The left side of the rack included a long drop tine with dried velvet covering its tip. Devin had remembered seeing the dark-brown tine sticking out from the cluster of leaves on top of the deer's head, but at the time, he had thought the antler was part of the tree branch.
"I decided to make a quick count of antler points and came up with 25 or 26," Devin related. "I immediately thought of Brother Turner's blessing the previous evening when he said I'd kill a deer as big as 'two 10-pointers.' Remarkably, my buck exceeded that figure. Never in my wildest dreams did I ever imagine a buck of this size, and I truly thank the Lord for allowing me to take such a great animal."
Following the required 60-day drying period, Devin had the buck's antlers officially measured. The results of that taping session were impressive.
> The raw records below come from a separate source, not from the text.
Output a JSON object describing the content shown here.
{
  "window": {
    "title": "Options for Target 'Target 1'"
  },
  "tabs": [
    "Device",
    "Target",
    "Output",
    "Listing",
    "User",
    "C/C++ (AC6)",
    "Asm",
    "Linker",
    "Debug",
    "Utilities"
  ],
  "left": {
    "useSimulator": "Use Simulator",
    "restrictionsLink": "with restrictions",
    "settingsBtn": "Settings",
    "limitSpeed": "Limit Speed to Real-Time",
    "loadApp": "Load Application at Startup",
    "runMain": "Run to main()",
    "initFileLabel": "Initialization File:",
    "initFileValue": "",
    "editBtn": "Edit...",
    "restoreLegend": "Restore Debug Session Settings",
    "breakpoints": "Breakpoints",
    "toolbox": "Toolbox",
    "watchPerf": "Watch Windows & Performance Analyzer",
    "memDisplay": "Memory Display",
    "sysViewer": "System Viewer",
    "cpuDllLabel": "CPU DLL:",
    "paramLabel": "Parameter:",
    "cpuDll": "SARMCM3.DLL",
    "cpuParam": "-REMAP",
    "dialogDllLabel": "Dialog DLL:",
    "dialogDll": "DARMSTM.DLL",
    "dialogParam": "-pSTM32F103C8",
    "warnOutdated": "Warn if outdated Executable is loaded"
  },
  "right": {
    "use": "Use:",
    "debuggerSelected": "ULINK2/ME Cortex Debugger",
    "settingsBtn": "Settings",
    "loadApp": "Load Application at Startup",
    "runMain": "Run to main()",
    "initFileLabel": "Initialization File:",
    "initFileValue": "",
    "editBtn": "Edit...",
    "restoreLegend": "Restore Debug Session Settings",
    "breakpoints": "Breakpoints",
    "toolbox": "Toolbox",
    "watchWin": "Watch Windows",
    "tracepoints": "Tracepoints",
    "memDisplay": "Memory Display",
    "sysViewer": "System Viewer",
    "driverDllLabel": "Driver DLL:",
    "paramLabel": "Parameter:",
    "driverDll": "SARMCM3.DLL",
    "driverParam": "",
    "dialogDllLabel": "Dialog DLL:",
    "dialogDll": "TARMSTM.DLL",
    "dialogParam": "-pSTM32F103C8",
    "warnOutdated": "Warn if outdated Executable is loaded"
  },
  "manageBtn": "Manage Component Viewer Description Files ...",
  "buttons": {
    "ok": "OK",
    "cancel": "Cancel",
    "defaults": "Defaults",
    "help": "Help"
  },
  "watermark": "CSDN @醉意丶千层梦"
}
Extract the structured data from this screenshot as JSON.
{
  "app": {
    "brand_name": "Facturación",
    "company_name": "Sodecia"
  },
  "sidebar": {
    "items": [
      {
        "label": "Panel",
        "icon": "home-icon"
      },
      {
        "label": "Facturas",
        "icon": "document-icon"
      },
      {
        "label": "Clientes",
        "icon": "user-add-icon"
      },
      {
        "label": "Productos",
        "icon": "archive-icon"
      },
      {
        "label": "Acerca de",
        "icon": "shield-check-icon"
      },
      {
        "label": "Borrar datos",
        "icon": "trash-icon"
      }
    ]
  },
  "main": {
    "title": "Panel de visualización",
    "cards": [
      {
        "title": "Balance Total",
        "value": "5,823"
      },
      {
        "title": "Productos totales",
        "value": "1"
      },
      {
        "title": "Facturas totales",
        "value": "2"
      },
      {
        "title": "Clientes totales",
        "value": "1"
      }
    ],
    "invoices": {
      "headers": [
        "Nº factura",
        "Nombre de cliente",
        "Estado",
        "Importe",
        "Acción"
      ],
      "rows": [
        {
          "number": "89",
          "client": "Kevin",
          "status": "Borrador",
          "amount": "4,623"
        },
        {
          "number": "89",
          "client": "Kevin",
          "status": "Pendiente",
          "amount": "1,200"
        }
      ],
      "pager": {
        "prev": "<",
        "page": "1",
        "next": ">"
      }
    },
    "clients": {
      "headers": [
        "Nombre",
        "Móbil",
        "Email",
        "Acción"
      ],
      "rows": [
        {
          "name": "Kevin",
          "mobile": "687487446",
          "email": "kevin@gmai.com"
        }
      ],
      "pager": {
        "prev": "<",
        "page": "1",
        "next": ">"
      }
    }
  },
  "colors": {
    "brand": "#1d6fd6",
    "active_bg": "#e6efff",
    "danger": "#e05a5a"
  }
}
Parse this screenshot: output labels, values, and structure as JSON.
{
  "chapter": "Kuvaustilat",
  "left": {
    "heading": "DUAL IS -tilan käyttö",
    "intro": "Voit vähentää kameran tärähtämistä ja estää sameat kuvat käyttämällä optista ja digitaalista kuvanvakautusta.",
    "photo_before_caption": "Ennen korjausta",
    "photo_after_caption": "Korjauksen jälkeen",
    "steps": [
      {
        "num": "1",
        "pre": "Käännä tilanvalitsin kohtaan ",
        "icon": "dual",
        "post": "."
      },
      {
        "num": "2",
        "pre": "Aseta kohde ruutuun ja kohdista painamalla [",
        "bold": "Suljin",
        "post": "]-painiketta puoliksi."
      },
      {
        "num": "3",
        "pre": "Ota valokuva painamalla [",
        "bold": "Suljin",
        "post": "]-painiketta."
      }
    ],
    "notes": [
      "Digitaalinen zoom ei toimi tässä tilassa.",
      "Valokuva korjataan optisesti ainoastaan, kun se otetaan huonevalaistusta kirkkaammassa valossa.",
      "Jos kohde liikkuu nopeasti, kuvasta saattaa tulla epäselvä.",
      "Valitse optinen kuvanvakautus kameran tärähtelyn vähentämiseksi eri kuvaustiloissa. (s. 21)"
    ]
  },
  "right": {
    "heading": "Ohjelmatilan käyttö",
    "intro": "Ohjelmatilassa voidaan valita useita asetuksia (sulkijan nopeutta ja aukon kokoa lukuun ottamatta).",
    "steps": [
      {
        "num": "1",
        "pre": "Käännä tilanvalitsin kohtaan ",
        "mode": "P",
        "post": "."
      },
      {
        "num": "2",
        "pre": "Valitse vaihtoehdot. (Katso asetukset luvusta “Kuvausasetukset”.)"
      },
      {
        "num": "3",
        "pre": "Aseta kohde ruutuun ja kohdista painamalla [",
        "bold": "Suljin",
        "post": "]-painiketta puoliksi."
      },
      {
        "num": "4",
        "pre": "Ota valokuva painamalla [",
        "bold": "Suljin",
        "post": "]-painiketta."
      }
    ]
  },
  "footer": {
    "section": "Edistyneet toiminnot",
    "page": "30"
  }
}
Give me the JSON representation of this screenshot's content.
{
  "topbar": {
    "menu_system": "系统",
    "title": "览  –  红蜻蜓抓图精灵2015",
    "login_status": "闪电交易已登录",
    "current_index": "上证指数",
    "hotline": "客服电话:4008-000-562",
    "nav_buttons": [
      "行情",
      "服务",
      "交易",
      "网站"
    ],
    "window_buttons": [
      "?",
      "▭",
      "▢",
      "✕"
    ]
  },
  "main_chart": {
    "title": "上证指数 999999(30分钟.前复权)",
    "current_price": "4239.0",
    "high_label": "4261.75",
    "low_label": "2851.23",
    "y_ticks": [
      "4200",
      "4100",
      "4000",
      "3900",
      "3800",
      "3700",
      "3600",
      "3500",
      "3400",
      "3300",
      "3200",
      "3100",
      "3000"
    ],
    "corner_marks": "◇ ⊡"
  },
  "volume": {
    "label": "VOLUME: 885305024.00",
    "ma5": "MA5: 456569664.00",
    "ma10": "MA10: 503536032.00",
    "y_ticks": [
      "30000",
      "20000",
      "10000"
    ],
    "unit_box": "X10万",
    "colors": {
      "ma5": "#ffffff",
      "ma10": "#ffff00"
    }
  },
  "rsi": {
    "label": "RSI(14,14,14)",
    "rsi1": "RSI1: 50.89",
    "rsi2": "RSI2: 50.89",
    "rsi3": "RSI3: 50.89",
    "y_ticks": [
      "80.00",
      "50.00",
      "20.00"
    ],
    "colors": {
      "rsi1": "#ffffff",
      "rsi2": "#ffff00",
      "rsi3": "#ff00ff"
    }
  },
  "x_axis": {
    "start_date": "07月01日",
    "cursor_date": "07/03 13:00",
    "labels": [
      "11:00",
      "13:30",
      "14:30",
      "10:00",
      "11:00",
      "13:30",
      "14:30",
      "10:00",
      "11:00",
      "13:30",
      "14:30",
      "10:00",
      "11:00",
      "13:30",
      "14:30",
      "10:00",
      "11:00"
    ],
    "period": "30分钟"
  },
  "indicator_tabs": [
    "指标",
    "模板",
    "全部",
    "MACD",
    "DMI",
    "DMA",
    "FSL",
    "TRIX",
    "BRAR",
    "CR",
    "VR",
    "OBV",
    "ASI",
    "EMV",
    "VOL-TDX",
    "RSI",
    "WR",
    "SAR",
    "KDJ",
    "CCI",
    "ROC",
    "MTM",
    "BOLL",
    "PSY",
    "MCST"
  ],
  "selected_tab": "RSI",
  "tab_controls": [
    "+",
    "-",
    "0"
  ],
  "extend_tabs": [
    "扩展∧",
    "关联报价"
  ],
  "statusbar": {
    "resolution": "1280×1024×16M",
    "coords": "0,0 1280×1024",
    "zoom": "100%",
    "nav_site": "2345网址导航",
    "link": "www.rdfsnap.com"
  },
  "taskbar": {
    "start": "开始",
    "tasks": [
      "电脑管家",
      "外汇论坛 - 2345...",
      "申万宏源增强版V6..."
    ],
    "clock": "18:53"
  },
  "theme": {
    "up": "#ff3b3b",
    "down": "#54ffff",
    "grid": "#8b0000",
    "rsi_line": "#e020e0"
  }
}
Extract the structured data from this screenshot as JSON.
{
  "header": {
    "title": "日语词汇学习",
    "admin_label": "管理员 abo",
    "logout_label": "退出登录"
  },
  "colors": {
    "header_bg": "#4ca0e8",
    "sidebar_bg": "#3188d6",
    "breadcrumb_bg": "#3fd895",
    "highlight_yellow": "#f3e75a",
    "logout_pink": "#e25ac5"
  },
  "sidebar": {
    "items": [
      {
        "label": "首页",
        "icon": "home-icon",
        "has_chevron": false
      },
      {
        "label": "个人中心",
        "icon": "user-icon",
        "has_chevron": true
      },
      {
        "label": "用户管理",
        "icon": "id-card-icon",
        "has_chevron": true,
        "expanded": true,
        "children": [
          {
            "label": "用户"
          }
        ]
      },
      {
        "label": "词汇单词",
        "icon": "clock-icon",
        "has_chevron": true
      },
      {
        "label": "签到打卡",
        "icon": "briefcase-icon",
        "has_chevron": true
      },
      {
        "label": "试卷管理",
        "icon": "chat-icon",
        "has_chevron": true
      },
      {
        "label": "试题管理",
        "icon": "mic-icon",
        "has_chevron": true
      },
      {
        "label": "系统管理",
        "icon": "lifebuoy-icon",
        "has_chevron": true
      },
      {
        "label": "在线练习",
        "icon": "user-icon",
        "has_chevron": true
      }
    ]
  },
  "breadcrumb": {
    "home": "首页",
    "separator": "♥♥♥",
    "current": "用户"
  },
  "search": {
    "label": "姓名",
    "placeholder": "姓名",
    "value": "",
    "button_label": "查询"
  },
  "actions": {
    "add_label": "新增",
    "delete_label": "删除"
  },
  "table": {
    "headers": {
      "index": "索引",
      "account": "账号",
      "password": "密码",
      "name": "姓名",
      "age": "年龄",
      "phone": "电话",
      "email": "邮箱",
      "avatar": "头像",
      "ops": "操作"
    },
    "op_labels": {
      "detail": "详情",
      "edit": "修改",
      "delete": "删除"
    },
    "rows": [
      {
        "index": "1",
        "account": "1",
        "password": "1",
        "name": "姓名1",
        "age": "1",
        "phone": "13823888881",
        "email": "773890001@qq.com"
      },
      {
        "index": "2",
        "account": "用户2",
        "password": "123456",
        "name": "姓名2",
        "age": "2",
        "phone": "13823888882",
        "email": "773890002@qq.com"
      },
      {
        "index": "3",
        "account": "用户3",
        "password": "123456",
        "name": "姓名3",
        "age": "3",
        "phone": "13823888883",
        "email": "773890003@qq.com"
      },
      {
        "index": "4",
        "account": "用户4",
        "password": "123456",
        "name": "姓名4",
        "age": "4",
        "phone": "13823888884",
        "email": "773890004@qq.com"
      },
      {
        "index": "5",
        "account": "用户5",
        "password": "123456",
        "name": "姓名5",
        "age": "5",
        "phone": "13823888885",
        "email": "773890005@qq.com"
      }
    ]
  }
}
The rack has 24 scorable points, 11 of which make up the basic typical frame. That frame grosses 166 6/8 inches and nets 161 7/8. The 13 additional abnormal points total a whopping 49 6/8 inches, bringing the final non-typical B&C score to 211 5/8. In addition to qualifying for B&C's all-time record book (minimum score 195 net), the giant suburban whitetail ranks as Georgia's top non-typical of the 2008 season.
BIGGEST EVER FROM THE COUNTY
Last May, Devin attended the annual Georgia Outdoor Writers Association awards banquet in Augusta, where he was presented a plaque and certificate for taking 2008's best non-typical whitetail in the Firearms Division of the Georgia Big Deer Contest. The Department of Natural Resources, Georgia Sportsman magazine and the Georgia Outdoor Writers Association are joint sponsors of this annual contest.
Devin's buck stands as the biggest whitetail ever recorded in Rockdale County. It is also the state's biggest non-typical gun kill in a number of years.
While many rural sportsmen might have a hard time believing a buck of this size could be taken on a small tract in a county undergoing rapid development and human population growth, Devin's trophy hardly comes as a shock to serious hunters in the Atlanta area. Basically, the deer habitat in Rockdale County is similar to that of other metro Atlanta counties, including Fulton, DeKalb, Gwinnett, Cobb and Forsyth (several of which are restricted to bowhunting). While the entire Atlanta area continues to undergo similar economic growth and development, all of these counties have produced their share of big bucks in recent years.
The bad news for anyone seeking hunting land in the Atlanta suburbs is that it is scarce.
However, for those who are fortunate enough to gain permission to hunt, the rewards can be impressive. This record-book trophy was 5 1/2 years old, showing what can happen when bucks are allowed to reach the prime of life -- even in the shadow of the city.